(Excerpts from an interface dataset)
━━━━━━━━

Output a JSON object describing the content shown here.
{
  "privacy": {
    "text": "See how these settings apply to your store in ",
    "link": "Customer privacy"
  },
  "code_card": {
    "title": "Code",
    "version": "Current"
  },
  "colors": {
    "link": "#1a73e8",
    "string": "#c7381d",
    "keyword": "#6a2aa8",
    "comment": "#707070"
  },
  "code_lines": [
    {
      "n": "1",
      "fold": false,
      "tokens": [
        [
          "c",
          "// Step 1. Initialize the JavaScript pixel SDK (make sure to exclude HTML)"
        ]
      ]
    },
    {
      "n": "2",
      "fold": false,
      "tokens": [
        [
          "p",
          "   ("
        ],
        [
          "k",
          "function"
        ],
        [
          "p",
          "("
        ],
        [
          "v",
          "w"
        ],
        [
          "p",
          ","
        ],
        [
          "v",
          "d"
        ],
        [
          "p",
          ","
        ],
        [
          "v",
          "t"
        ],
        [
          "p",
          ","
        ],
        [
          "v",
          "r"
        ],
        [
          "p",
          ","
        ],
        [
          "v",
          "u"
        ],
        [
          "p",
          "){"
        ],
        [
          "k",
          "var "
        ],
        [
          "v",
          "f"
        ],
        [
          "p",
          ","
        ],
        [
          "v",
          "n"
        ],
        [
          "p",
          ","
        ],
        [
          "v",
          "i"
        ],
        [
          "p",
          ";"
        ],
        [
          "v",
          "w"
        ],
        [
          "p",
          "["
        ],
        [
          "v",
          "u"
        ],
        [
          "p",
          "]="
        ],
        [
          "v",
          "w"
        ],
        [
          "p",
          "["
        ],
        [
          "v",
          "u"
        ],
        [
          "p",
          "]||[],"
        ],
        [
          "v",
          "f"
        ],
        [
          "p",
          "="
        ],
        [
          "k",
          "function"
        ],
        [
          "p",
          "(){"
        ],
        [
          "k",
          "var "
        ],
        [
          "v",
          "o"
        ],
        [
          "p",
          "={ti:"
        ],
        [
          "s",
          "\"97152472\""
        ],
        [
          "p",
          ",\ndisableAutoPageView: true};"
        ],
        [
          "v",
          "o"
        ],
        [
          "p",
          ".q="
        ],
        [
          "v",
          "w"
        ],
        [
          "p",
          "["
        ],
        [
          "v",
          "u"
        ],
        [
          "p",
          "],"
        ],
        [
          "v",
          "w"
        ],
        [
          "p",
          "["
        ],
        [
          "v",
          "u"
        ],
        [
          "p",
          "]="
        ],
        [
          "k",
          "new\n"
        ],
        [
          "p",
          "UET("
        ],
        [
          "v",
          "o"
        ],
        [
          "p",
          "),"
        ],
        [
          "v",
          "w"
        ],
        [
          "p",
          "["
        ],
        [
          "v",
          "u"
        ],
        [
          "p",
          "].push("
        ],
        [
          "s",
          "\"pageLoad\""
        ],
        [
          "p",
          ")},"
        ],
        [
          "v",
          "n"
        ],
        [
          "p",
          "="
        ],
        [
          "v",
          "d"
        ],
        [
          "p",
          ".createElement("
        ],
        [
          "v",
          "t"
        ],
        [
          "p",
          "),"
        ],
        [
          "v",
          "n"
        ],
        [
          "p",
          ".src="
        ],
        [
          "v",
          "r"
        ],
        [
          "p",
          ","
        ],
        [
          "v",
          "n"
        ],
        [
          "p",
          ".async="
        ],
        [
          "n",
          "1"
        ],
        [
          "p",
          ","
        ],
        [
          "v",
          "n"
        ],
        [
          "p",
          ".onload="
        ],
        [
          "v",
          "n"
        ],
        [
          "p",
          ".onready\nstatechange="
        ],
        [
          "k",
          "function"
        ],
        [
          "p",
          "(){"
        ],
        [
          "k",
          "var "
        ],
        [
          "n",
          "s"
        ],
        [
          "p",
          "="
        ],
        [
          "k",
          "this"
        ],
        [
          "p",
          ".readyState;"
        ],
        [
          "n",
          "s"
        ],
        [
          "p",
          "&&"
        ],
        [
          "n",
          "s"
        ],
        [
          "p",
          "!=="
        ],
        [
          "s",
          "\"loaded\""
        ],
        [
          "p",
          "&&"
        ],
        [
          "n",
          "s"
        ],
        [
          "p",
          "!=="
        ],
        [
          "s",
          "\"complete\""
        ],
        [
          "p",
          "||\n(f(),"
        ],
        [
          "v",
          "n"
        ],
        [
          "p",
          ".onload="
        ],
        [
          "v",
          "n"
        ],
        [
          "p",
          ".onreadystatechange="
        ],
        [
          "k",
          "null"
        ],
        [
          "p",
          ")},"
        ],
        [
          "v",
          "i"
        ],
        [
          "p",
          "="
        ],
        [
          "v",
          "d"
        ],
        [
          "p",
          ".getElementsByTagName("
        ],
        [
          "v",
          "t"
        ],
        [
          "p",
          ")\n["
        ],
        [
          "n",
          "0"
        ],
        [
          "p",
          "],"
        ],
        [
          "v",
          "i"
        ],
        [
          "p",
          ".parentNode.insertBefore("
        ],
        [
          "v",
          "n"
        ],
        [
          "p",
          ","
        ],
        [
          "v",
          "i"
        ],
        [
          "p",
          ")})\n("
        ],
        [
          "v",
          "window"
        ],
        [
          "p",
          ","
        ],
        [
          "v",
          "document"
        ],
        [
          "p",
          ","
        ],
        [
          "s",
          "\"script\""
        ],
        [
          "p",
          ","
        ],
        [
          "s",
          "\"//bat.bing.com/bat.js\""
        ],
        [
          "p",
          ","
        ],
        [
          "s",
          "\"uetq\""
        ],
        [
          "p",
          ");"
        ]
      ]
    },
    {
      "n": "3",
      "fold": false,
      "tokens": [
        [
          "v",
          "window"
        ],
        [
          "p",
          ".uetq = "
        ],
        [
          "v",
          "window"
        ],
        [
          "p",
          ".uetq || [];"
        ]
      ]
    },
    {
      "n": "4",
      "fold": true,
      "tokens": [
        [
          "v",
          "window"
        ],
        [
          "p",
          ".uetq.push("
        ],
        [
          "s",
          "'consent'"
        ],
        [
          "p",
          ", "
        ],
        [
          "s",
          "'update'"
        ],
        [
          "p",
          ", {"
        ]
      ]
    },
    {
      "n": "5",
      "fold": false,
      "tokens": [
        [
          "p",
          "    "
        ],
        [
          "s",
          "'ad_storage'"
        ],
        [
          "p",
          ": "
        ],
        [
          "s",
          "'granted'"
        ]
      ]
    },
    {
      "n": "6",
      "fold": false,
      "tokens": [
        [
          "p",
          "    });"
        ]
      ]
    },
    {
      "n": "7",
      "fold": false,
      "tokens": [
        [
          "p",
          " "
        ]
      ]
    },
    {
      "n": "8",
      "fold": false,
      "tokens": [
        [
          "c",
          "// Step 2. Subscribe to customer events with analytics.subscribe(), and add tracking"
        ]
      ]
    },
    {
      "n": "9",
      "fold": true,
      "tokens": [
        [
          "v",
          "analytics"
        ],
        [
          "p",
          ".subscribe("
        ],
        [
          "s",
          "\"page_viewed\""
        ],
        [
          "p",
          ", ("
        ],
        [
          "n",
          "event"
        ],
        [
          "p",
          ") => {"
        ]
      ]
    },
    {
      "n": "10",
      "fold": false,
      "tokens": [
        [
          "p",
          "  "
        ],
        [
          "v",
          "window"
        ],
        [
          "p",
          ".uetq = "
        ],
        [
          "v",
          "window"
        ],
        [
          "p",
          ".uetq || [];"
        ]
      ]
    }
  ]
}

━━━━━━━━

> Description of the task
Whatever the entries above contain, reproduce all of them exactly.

> Output of the task
Output a JSON object describing the content shown here.
{
  "privacy": {
    "text": "See how these settings apply to your store in ",
    "link": "Customer privacy"
  },
  "code_card": {
    "title": "Code",
    "version": "Current"
  },
  "colors": {
    "link": "#1a73e8",
    "string": "#c7381d",
    "keyword": "#6a2aa8",
    "comment": "#707070"
  },
  "code_lines": [
    {
      "n": "1",
      "fold": false,
      "tokens": [
        [
          "c",
          "// Step 1. Initialize the JavaScript pixel SDK (make sure to exclude HTML)"
        ]
      ]
    },
    {
      "n": "2",
      "fold": false,
      "tokens": [
        [
          "p",
          "   ("
        ],
        [
          "k",
          "function"
        ],
        [
          "p",
          "("
        ],
        [
          "v",
          "w"
        ],
        [
          "p",
          ","
        ],
        [
          "v",
          "d"
        ],
        [
          "p",
          ","
        ],
        [
          "v",
          "t"
        ],
        [
          "p",
          ","
        ],
        [
          "v",
          "r"
        ],
        [
          "p",
          ","
        ],
        [
          "v",
          "u"
        ],
        [
          "p",
          "){"
        ],
        [
          "k",
          "var "
        ],
        [
          "v",
          "f"
        ],
        [
          "p",
          ","
        ],
        [
          "v",
          "n"
        ],
        [
          "p",
          ","
        ],
        [
          "v",
          "i"
        ],
        [
          "p",
          ";"
        ],
        [
          "v",
          "w"
        ],
        [
          "p",
          "["
        ],
        [
          "v",
          "u"
        ],
        [
          "p",
          "]="
        ],
        [
          "v",
          "w"
        ],
        [
          "p",
          "["
        ],
        [
          "v",
          "u"
        ],
        [
          "p",
          "]||[],"
        ],
        [
          "v",
          "f"
        ],
        [
          "p",
          "="
        ],
        [
          "k",
          "function"
        ],
        [
          "p",
          "(){"
        ],
        [
          "k",
          "var "
        ],
        [
          "v",
          "o"
        ],
        [
          "p",
          "={ti:"
        ],
        [
          "s",
          "\"97152472\""
        ],
        [
          "p",
          ",\ndisableAutoPageView: true};"
        ],
        [
          "v",
          "o"
        ],
        [
          "p",
          ".q="
        ],
        [
          "v",
          "w"
        ],
        [
          "p",
          "["
        ],
        [
          "v",
          "u"
        ],
        [
          "p",
          "],"
        ],
        [
          "v",
          "w"
        ],
        [
          "p",
          "["
        ],
        [
          "v",
          "u"
        ],
        [
          "p",
          "]="
        ],
        [
          "k",
          "new\n"
        ],
        [
          "p",
          "UET("
        ],
        [
          "v",
          "o"
        ],
        [
          "p",
          "),"
        ],
        [
          "v",
          "w"
        ],
        [
          "p",
          "["
        ],
        [
          "v",
          "u"
        ],
        [
          "p",
          "].push("
        ],
        [
          "s",
          "\"pageLoad\""
        ],
        [
          "p",
          ")},"
        ],
        [
          "v",
          "n"
        ],
        [
          "p",
          "="
        ],
        [
          "v",
          "d"
        ],
        [
          "p",
          ".createElement("
        ],
        [
          "v",
          "t"
        ],
        [
          "p",
          "),"
        ],
        [
          "v",
          "n"
        ],
        [
          "p",
          ".src="
        ],
        [
          "v",
          "r"
        ],
        [
          "p",
          ","
        ],
        [
          "v",
          "n"
        ],
        [
          "p",
          ".async="
        ],
        [
          "n",
          "1"
        ],
        [
          "p",
          ","
        ],
        [
          "v",
          "n"
        ],
        [
          "p",
          ".onload="
        ],
        [
          "v",
          "n"
        ],
        [
          "p",
          ".onready\nstatechange="
        ],
        [
          "k",
          "function"
        ],
        [
          "p",
          "(){"
        ],
        [
          "k",
          "var "
        ],
        [
          "n",
          "s"
        ],
        [
          "p",
          "="
        ],
        [
          "k",
          "this"
        ],
        [
          "p",
          ".readyState;"
        ],
        [
          "n",
          "s"
        ],
        [
          "p",
          "&&"
        ],
        [
          "n",
          "s"
        ],
        [
          "p",
          "!=="
        ],
        [
          "s",
          "\"loaded\""
        ],
        [
          "p",
          "&&"
        ],
        [
          "n",
          "s"
        ],
        [
          "p",
          "!=="
        ],
        [
          "s",
          "\"complete\""
        ],
        [
          "p",
          "||\n(f(),"
        ],
        [
          "v",
          "n"
        ],
        [
          "p",
          ".onload="
        ],
        [
          "v",
          "n"
        ],
        [
          "p",
          ".onreadystatechange="
        ],
        [
          "k",
          "null"
        ],
        [
          "p",
          ")},"
        ],
        [
          "v",
          "i"
        ],
        [
          "p",
          "="
        ],
        [
          "v",
          "d"
        ],
        [
          "p",
          ".getElementsByTagName("
        ],
        [
          "v",
          "t"
        ],
        [
          "p",
          ")\n["
        ],
        [
          "n",
          "0"
        ],
        [
          "p",
          "],"
        ],
        [
          "v",
          "i"
        ],
        [
          "p",
          ".parentNode.insertBefore("
        ],
        [
          "v",
          "n"
        ],
        [
          "p",
          ","
        ],
        [
          "v",
          "i"
        ],
        [
          "p",
          ")})\n("
        ],
        [
          "v",
          "window"
        ],
        [
          "p",
          ","
        ],
        [
          "v",
          "document"
        ],
        [
          "p",
          ","
        ],
        [
          "s",
          "\"script\""
        ],
        [
          "p",
          ","
        ],
        [
          "s",
          "\"//bat.bing.com/bat.js\""
        ],
        [
          "p",
          ","
        ],
        [
          "s",
          "\"uetq\""
        ],
        [
          "p",
          ");"
        ]
      ]
    },
    {
      "n": "3",
      "fold": false,
      "tokens": [
        [
          "v",
          "window"
        ],
        [
          "p",
          ".uetq = "
        ],
        [
          "v",
          "window"
        ],
        [
          "p",
          ".uetq || [];"
        ]
      ]
    },
    {
      "n": "4",
      "fold": true,
      "tokens": [
        [
          "v",
          "window"
        ],
        [
          "p",
          ".uetq.push("
        ],
        [
          "s",
          "'consent'"
        ],
        [
          "p",
          ", "
        ],
        [
          "s",
          "'update'"
        ],
        [
          "p",
          ", {"
        ]
      ]
    },
    {
      "n": "5",
      "fold": false,
      "tokens": [
        [
          "p",
          "    "
        ],
        [
          "s",
          "'ad_storage'"
        ],
        [
          "p",
          ": "
        ],
        [
          "s",
          "'granted'"
        ]
      ]
    },
    {
      "n": "6",
      "fold": false,
      "tokens": [
        [
          "p",
          "    });"
        ]
      ]
    },
    {
      "n": "7",
      "fold": false,
      "tokens": [
        [
          "p",
          " "
        ]
      ]
    },
    {
      "n": "8",
      "fold": false,
      "tokens": [
        [
          "c",
          "// Step 2. Subscribe to customer events with analytics.subscribe(), and add tracking"
        ]
      ]
    },
    {
      "n": "9",
      "fold": true,
      "tokens": [
        [
          "v",
          "analytics"
        ],
        [
          "p",
          ".subscribe("
        ],
        [
          "s",
          "\"page_viewed\""
        ],
        [
          "p",
          ", ("
        ],
        [
          "n",
          "event"
        ],
        [
          "p",
          ") => {"
        ]
      ]
    },
    {
      "n": "10",
      "fold": false,
      "tokens": [
        [
          "p",
          "  "
        ],
        [
          "v",
          "window"
        ],
        [
          "p",
          ".uetq = "
        ],
        [
          "v",
          "window"
        ],
        [
          "p",
          ".uetq || [];"
        ]
      ]
    }
  ]
}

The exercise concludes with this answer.